IoT and Bluetooth Low Energy (BLE) are two technologies that enable a lot of interesting use cases. While the IoT is all about connecting the world, bluetooth le allows devices to communicate wirelessly. However, there are certain considerations each technology brings along with it.
What is bluetooth le?
Bluetooth low energy (BLE) is a family of short-range wireless connectivity protocols from the Bluetooth Special Interest Group (SIG). based on the Bluetooth 4.0 le specification.
Bluetooth le technology allows mobile devices and computers to establish peer-to-peer communication without requiring a physical connection to a power source. In contrast to classic Bluetooth, which requires establishing a connection to a power source before establishing a connection.
BLE relies heavily on the Time Division Multiple Access (TDMA) technique, which means that bluetooth le device communicate by accessing a channel for a fixed amount of time. Whenever a BLE device wants to send a data packet, it wakes up the BLE radio, establishes a connection, and begins transmitting data.
Devices can communicate using BLE over distances of a few meters to a few tens of meters. BLE uses less energy than classic Bluetooth but does not provide the range or speed of classic Bluetooth.
Bluetooth le Applications
The BLE uses IoT devices that do not have a power source, such as sensors.
BLE can also be used to connect IoT devices to mobile devices. For example, it can be used by mobile apps to connect and control IoT devices. But it can be used in conjunction with another IoT communication protocol, such as Thread, Zigbee, Wi-Fi, or NFC.
Bluetooth le device can be battery-powered or powered by an external source.
Bluetooth Low Energy is suited to connecting low-power devices in IoT scenarios. This communication protocol is not well suited for connecting high-power devices, such as smartphones, to low-power devices.
BLE has a range of about 10 meters, which limits it for use in small and confined areas. However, BLE can be used to connect IoT devices in larger areas through mesh networking.
You can use BLE in a number of different ways, depending on your own needs.
Fitness trackers use Bluetooth Low Energy (BLE) technology to track your health statistics. For example, RunKeeper uses BLE to keep tabs on your steps, distance covered, pace, calories burned, and more. If your fitness tracker uses BLE, you can pair it with your phone to track your progress.
If you have an app that uses BLE, you can also pair it with your beacon. For example, if you own an e-commerce store, you can use BLE to provide product information to shoppers. These beacons can display various details about the products, such as their name, price, and review rating.
Medical devices can use BLE to connect you to your doctor. For example, Medtronic uses BLE to send reminders to pacemaker wearers to take their medicine.
Bluetooth low energy for Smart Homes
The BLE-based devices, once incorporated into a smart home system, can monitor and control various home appliances, such as lighting, climate control, security, and entertainment.
- The technology has the low power consumption advantage.
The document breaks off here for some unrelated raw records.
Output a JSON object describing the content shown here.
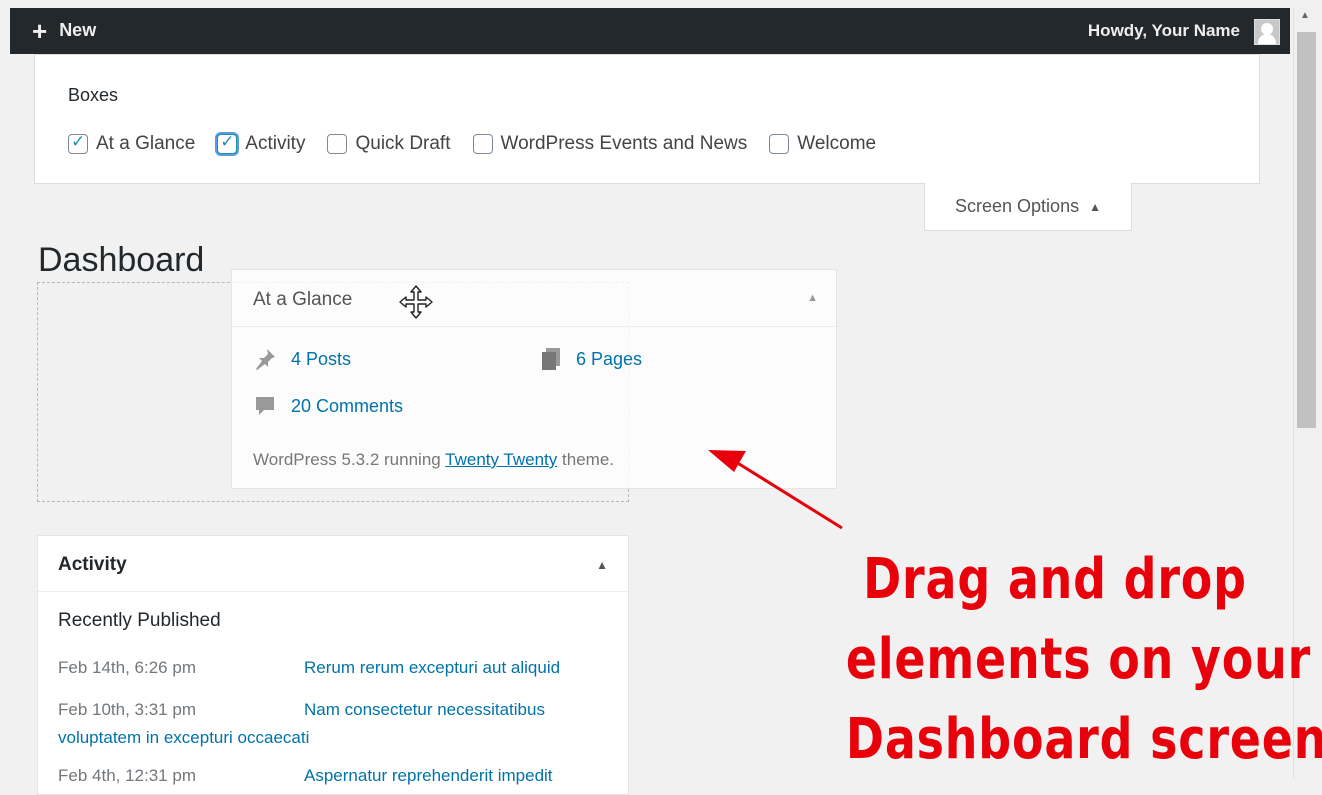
{
  "admin_bar": {
    "new_label": "New",
    "howdy_label": "Howdy, Your Name"
  },
  "screen_options": {
    "boxes_title": "Boxes",
    "options": [
      {
        "label": "At a Glance",
        "checked": true
      },
      {
        "label": "Activity",
        "checked": true
      },
      {
        "label": "Quick Draft",
        "checked": false
      },
      {
        "label": "WordPress Events and News",
        "checked": false
      },
      {
        "label": "Welcome",
        "checked": false
      }
    ],
    "tab_label": "Screen Options"
  },
  "page_title": "Dashboard",
  "at_a_glance": {
    "title": "At a Glance",
    "posts": "4 Posts",
    "pages": "6 Pages",
    "comments": "20 Comments",
    "footer_prefix": "WordPress 5.3.2 running ",
    "theme_link": "Twenty Twenty",
    "footer_suffix": " theme."
  },
  "activity": {
    "title": "Activity",
    "subtitle": "Recently Published",
    "items": [
      {
        "date": "Feb 14th, 6:26 pm",
        "title": "Rerum rerum excepturi aut aliquid",
        "title_wrap": ""
      },
      {
        "date": "Feb 10th, 3:31 pm",
        "title": "Nam consectetur necessitatibus",
        "title_wrap": "voluptatem in excepturi occaecati"
      },
      {
        "date": "Feb 4th, 12:31 pm",
        "title": "Aspernatur reprehenderit impedit",
        "title_wrap": ""
      }
    ]
  },
  "annotation": {
    "lines": [
      "Drag and drop",
      "elements on your",
      "Dashboard screen"
    ],
    "color": "#e8000b"
  }
}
Compared to Classic Bluetooth, Bluetooth low energy has a 15–40 percent lower power consumption.
- It enables applications to work up to 10 times longer before recharging.
- Also offers new features designed to make it secure, robust, and easy to use.
- Features an enhanced security model. The devices may transmit data encrypted using 128-bit keys with AES-GCM.
- Bluetooth low energy technology features 802.15.4-based mesh networking, which eliminates the need for a master-slave architecture.
Every technology has its disadvantages and BLE is no exception. The main ones are:
- Low bandwidth – not suitable for large data transfer applications
- Limited range (typically 1 -15 m, but steadily increasing with each iteration of the spec)
- Requires a gateway device to connect the end devices to the Internet (smartphones, dedicated gateway devices)
- Interference and noise from other protocols in the 2.4 GHz spectrum (WiFi, Bluetooth classic, ZigBee, etc)
- Can be difficult to debug issues with communications especially relating to longer ranges and interference
- A bit of a learning curve for newcomers to the technology
A lot of IoT projects are built around Bluetooth Low Energy (BLE), a type of radio technology that’s used in everything from fitness trackers to smart locks.
BLE has a relatively simple design. It’s designed to be paired with low-energy devices (the other end), which use considerably less power than the devices sending data. The low-power nature of BLE makes it ideal for use in battery-powered devices.
The BLE radio protocol is relatively simple, and it’s used for more than just IoT. BLE radio chips also are widely used in home automation, which makes sense, since bluetooth le devices need to communicate with one another to coordinate things like turning off lights.
The BLE standard also makes it relatively simple to add support for other networks, such as Wi-Fi or Bluetooth mesh. This allows devices to communicate with one another using whichever network is most convenient.